Task brief ::
All of the records should be given again verbatim.

Saved data entries
== Segment start ==
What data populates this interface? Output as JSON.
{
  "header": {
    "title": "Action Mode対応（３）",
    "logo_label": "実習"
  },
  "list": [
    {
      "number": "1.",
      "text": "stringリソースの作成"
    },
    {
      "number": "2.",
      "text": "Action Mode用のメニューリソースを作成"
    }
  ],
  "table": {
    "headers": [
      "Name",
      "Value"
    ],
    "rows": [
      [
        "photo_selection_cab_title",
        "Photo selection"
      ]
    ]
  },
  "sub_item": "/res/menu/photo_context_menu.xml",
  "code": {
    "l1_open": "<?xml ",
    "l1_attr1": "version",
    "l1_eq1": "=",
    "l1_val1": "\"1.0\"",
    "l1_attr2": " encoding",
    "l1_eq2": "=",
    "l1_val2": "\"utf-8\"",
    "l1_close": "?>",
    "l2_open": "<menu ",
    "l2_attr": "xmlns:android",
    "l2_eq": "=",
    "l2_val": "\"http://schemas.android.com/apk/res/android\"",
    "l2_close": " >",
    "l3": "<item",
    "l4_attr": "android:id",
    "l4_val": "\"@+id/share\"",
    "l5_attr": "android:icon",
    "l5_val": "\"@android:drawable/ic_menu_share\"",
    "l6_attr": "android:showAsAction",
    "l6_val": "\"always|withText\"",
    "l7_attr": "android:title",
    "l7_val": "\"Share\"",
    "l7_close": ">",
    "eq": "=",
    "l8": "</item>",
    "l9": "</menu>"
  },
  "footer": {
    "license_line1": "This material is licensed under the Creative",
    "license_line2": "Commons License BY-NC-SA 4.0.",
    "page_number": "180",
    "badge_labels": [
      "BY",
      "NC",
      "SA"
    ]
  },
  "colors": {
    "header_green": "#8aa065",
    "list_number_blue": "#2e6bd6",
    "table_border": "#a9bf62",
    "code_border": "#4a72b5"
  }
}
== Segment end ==
Exercise result ::
What data populates this interface? Output as JSON.
{
  "header": {
    "title": "Action Mode対応（３）",
    "logo_label": "実習"
  },
  "list": [
    {
      "number": "1.",
      "text": "stringリソースの作成"
    },
    {
      "number": "2.",
      "text": "Action Mode用のメニューリソースを作成"
    }
  ],
  "table": {
    "headers": [
      "Name",
      "Value"
    ],
    "rows": [
      [
        "photo_selection_cab_title",
        "Photo selection"
      ]
    ]
  },
  "sub_item": "/res/menu/photo_context_menu.xml",
  "code": {
    "l1_open": "<?xml ",
    "l1_attr1": "version",
    "l1_eq1": "=",
    "l1_val1": "\"1.0\"",
    "l1_attr2": " encoding",
    "l1_eq2": "=",
    "l1_val2": "\"utf-8\"",
    "l1_close": "?>",
    "l2_open": "<menu ",
    "l2_attr": "xmlns:android",
    "l2_eq": "=",
    "l2_val": "\"http://schemas.android.com/apk/res/android\"",
    "l2_close": " >",
    "l3": "<item",
    "l4_attr": "android:id",
    "l4_val": "\"@+id/share\"",
    "l5_attr": "android:icon",
    "l5_val": "\"@android:drawable/ic_menu_share\"",
    "l6_attr": "android:showAsAction",
    "l6_val": "\"always|withText\"",
    "l7_attr": "android:title",
    "l7_val": "\"Share\"",
    "l7_close": ">",
    "eq": "=",
    "l8": "</item>",
    "l9": "</menu>"
  },
  "footer": {
    "license_line1": "This material is licensed under the Creative",
    "license_line2": "Commons License BY-NC-SA 4.0.",
    "page_number": "180",
    "badge_labels": [
      "BY",
      "NC",
      "SA"
    ]
  },
  "colors": {
    "header_green": "#8aa065",
    "list_number_blue": "#2e6bd6",
    "table_border": "#a9bf62",
    "code_border": "#4a72b5"
  }
}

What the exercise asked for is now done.